The task => The full set of entries must be copied exactly.

Information shown =>
····················
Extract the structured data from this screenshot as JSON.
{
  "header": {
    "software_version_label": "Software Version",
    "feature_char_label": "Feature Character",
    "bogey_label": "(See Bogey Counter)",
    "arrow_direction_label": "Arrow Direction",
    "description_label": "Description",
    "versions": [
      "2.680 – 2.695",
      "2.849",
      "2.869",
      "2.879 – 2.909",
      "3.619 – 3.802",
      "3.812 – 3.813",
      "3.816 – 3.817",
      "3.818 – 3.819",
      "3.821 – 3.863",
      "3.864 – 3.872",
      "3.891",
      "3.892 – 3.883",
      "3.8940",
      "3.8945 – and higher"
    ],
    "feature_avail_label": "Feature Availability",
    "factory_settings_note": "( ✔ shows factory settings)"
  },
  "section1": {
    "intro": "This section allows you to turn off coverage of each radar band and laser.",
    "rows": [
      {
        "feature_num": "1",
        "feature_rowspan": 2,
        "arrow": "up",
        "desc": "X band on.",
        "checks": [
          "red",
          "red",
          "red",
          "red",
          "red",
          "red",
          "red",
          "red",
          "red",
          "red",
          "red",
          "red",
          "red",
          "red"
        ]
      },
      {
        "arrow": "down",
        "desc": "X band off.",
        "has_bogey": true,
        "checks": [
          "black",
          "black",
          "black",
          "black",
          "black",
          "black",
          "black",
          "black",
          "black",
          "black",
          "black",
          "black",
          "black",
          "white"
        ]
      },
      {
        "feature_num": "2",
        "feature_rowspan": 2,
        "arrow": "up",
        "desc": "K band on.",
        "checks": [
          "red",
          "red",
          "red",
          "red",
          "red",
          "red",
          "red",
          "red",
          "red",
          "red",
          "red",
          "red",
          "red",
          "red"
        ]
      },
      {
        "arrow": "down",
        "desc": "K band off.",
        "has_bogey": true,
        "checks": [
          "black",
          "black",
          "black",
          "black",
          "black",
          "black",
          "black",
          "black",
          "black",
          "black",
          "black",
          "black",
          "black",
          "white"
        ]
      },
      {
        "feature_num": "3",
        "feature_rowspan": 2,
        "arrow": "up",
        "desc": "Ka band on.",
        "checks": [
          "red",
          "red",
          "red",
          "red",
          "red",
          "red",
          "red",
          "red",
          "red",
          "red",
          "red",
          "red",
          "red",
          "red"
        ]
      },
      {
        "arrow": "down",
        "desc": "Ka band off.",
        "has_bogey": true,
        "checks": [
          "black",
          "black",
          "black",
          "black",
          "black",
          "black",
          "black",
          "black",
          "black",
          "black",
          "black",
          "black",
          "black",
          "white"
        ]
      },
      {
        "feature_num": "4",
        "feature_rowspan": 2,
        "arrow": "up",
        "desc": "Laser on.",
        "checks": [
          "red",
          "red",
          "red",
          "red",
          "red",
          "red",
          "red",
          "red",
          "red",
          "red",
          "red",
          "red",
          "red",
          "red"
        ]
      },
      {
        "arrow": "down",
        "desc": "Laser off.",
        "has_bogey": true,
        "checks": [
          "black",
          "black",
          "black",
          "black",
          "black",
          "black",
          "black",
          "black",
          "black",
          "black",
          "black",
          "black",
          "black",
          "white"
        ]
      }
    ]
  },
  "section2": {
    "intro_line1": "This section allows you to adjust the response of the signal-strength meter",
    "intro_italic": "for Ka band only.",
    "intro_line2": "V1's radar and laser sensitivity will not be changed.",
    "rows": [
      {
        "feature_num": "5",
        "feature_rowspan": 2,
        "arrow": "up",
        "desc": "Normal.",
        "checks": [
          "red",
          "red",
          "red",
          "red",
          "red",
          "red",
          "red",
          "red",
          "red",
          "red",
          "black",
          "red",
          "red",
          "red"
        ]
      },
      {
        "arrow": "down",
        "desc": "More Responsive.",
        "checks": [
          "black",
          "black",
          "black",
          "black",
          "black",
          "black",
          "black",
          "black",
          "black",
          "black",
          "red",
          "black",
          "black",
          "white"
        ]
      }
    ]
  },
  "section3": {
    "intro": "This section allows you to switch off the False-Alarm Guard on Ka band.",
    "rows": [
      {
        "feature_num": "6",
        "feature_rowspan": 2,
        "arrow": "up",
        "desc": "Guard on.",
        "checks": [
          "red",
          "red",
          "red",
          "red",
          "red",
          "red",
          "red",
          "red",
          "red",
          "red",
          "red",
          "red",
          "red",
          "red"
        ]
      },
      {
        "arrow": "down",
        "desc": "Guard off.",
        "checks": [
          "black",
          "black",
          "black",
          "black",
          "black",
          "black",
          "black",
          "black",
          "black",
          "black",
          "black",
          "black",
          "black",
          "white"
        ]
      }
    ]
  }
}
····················
Task result =>
Extract the structured data from this screenshot as JSON.
{
  "header": {
    "software_version_label": "Software Version",
    "feature_char_label": "Feature Character",
    "bogey_label": "(See Bogey Counter)",
    "arrow_direction_label": "Arrow Direction",
    "description_label": "Description",
    "versions": [
      "2.680 – 2.695",
      "2.849",
      "2.869",
      "2.879 – 2.909",
      "3.619 – 3.802",
      "3.812 – 3.813",
      "3.816 – 3.817",
      "3.818 – 3.819",
      "3.821 – 3.863",
      "3.864 – 3.872",
      "3.891",
      "3.892 – 3.883",
      "3.8940",
      "3.8945 – and higher"
    ],
    "feature_avail_label": "Feature Availability",
    "factory_settings_note": "( ✔ shows factory settings)"
  },
  "section1": {
    "intro": "This section allows you to turn off coverage of each radar band and laser.",
    "rows": [
      {
        "feature_num": "1",
        "feature_rowspan": 2,
        "arrow": "up",
        "desc": "X band on.",
        "checks": [
          "red",
          "red",
          "red",
          "red",
          "red",
          "red",
          "red",
          "red",
          "red",
          "red",
          "red",
          "red",
          "red",
          "red"
        ]
      },
      {
        "arrow": "down",
        "desc": "X band off.",
        "has_bogey": true,
        "checks": [
          "black",
          "black",
          "black",
          "black",
          "black",
          "black",
          "black",
          "black",
          "black",
          "black",
          "black",
          "black",
          "black",
          "white"
        ]
      },
      {
        "feature_num": "2",
        "feature_rowspan": 2,
        "arrow": "up",
        "desc": "K band on.",
        "checks": [
          "red",
          "red",
          "red",
          "red",
          "red",
          "red",
          "red",
          "red",
          "red",
          "red",
          "red",
          "red",
          "red",
          "red"
        ]
      },
      {
        "arrow": "down",
        "desc": "K band off.",
        "has_bogey": true,
        "checks": [
          "black",
          "black",
          "black",
          "black",
          "black",
          "black",
          "black",
          "black",
          "black",
          "black",
          "black",
          "black",
          "black",
          "white"
        ]
      },
      {
        "feature_num": "3",
        "feature_rowspan": 2,
        "arrow": "up",
        "desc": "Ka band on.",
        "checks": [
          "red",
          "red",
          "red",
          "red",
          "red",
          "red",
          "red",
          "red",
          "red",
          "red",
          "red",
          "red",
          "red",
          "red"
        ]
      },
      {
        "arrow": "down",
        "desc": "Ka band off.",
        "has_bogey": true,
        "checks": [
          "black",
          "black",
          "black",
          "black",
          "black",
          "black",
          "black",
          "black",
          "black",
          "black",
          "black",
          "black",
          "black",
          "white"
        ]
      },
      {
        "feature_num": "4",
        "feature_rowspan": 2,
        "arrow": "up",
        "desc": "Laser on.",
        "checks": [
          "red",
          "red",
          "red",
          "red",
          "red",
          "red",
          "red",
          "red",
          "red",
          "red",
          "red",
          "red",
          "red",
          "red"
        ]
      },
      {
        "arrow": "down",
        "desc": "Laser off.",
        "has_bogey": true,
        "checks": [
          "black",
          "black",
          "black",
          "black",
          "black",
          "black",
          "black",
          "black",
          "black",
          "black",
          "black",
          "black",
          "black",
          "white"
        ]
      }
    ]
  },
  "section2": {
    "intro_line1": "This section allows you to adjust the response of the signal-strength meter",
    "intro_italic": "for Ka band only.",
    "intro_line2": "V1's radar and laser sensitivity will not be changed.",
    "rows": [
      {
        "feature_num": "5",
        "feature_rowspan": 2,
        "arrow": "up",
        "desc": "Normal.",
        "checks": [
          "red",
          "red",
          "red",
          "red",
          "red",
          "red",
          "red",
          "red",
          "red",
          "red",
          "black",
          "red",
          "red",
          "red"
        ]
      },
      {
        "arrow": "down",
        "desc": "More Responsive.",
        "checks": [
          "black",
          "black",
          "black",
          "black",
          "black",
          "black",
          "black",
          "black",
          "black",
          "black",
          "red",
          "black",
          "black",
          "white"
        ]
      }
    ]
  },
  "section3": {
    "intro": "This section allows you to switch off the False-Alarm Guard on Ka band.",
    "rows": [
      {
        "feature_num": "6",
        "feature_rowspan": 2,
        "arrow": "up",
        "desc": "Guard on.",
        "checks": [
          "red",
          "red",
          "red",
          "red",
          "red",
          "red",
          "red",
          "red",
          "red",
          "red",
          "red",
          "red",
          "red",
          "red"
        ]
      },
      {
        "arrow": "down",
        "desc": "Guard off.",
        "checks": [
          "black",
          "black",
          "black",
          "black",
          "black",
          "black",
          "black",
          "black",
          "black",
          "black",
          "black",
          "black",
          "black",
          "white"
        ]
      }
    ]
  }
}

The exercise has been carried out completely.